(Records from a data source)

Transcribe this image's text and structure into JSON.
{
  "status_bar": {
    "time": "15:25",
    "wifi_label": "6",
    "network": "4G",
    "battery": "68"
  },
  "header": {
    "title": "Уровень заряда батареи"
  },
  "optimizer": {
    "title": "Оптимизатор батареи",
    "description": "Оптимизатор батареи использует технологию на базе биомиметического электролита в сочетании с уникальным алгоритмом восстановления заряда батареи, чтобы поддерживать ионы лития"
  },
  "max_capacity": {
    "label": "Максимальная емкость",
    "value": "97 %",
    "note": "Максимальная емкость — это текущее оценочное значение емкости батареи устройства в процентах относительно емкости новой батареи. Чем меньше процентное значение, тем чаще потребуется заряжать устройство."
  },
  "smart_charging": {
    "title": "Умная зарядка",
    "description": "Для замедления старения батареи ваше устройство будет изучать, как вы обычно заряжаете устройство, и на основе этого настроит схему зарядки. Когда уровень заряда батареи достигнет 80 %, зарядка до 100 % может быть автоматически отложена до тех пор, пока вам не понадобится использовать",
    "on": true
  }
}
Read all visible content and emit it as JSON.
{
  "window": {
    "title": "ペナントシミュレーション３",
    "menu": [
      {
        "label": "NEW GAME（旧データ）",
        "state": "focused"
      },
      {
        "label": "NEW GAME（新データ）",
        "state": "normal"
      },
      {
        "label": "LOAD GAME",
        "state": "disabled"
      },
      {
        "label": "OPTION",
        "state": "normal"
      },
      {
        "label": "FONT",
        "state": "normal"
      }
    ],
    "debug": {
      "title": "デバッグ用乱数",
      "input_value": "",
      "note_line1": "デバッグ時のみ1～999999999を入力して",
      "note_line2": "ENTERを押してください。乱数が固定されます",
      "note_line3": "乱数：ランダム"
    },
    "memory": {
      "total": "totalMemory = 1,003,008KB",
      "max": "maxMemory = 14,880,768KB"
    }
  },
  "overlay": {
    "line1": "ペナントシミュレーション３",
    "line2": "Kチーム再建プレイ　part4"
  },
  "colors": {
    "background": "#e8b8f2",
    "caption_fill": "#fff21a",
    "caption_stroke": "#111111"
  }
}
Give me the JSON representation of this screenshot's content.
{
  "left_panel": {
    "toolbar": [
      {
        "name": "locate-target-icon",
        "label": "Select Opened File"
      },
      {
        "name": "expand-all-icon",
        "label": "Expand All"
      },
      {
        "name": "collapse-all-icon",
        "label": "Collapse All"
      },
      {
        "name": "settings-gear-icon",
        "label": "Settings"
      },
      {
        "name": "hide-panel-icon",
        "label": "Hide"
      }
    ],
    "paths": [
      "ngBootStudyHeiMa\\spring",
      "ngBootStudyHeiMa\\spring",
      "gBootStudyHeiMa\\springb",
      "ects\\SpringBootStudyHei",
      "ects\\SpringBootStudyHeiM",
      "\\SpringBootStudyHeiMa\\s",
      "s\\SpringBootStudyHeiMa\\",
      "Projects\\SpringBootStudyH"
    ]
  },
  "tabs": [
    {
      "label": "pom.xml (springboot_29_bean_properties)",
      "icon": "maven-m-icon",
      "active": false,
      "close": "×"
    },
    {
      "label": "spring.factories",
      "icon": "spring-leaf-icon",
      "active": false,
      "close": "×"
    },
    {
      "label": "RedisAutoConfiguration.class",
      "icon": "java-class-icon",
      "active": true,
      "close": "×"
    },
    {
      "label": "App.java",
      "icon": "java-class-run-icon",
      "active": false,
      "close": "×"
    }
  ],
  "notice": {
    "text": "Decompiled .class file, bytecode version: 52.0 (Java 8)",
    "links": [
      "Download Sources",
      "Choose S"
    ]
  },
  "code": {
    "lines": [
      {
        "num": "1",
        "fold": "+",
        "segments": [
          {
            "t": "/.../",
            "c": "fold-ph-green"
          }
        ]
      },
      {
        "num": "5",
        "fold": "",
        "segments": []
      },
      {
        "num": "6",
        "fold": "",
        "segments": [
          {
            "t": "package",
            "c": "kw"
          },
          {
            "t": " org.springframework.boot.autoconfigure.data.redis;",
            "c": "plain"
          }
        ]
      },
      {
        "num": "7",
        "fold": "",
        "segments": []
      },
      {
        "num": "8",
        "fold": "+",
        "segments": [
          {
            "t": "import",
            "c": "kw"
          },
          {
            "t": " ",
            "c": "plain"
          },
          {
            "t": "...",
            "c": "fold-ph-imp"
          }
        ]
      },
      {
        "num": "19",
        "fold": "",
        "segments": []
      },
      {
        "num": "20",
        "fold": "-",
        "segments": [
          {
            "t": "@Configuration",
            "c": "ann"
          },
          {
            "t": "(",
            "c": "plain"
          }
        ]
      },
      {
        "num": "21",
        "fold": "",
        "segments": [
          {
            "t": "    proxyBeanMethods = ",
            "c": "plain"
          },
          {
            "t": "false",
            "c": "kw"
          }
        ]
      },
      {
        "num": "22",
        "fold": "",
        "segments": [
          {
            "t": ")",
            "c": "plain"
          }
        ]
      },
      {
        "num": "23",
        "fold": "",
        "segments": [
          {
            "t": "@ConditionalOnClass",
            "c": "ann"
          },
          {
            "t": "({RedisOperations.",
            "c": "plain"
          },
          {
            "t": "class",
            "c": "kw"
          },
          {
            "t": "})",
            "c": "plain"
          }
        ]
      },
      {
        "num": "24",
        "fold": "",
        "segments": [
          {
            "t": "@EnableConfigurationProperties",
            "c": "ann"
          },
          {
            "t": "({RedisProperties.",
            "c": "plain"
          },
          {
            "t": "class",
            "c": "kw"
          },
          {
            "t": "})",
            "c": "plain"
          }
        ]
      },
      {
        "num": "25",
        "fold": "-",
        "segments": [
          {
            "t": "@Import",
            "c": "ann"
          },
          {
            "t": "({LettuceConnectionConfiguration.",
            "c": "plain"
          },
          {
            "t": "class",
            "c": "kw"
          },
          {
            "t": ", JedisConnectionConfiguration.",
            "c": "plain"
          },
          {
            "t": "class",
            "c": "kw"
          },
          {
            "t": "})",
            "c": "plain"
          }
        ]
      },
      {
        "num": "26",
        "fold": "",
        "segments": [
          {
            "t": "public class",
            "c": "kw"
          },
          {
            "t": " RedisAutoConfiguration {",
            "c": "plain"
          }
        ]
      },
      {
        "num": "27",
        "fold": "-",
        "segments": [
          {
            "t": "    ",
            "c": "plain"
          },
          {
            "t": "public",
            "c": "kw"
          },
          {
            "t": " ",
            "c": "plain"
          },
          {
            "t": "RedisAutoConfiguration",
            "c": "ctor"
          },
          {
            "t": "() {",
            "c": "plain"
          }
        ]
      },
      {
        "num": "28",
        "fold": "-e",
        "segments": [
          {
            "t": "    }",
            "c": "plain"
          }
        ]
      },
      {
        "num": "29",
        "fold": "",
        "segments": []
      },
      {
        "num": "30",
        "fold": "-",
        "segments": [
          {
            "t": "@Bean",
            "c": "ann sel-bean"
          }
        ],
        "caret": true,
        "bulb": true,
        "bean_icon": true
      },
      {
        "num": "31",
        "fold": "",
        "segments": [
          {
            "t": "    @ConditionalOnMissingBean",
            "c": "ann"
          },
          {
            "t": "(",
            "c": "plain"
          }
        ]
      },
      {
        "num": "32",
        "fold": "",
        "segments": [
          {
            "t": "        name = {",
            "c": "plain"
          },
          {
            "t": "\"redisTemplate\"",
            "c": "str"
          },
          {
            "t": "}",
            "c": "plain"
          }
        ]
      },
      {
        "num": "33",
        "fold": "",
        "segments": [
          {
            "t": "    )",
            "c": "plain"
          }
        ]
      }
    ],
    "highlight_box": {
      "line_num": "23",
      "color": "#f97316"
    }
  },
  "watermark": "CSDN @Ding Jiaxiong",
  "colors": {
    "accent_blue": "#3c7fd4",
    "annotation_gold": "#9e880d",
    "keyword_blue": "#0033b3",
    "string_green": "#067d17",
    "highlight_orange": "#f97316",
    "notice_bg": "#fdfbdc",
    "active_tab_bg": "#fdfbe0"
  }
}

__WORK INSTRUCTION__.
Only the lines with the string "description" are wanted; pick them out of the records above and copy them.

__RESULT OF THE EXERCISE__.
    "description": "Оптимизатор батареи использует технологию на базе биомиметического электролита в сочетании с уникальным алгоритмом восстановления заряда батареи, чтобы поддерживать ионы лития"
    "description": "Для замедления старения батареи ваше устройство будет изучать, как вы обычно заряжаете устройство, и на основе этого настроит схему зарядки. Когда уровень заряда батареи достигнет 80 %, зарядка до 100 % может быть автоматически отложена до тех пор, пока вам не понадобится использовать",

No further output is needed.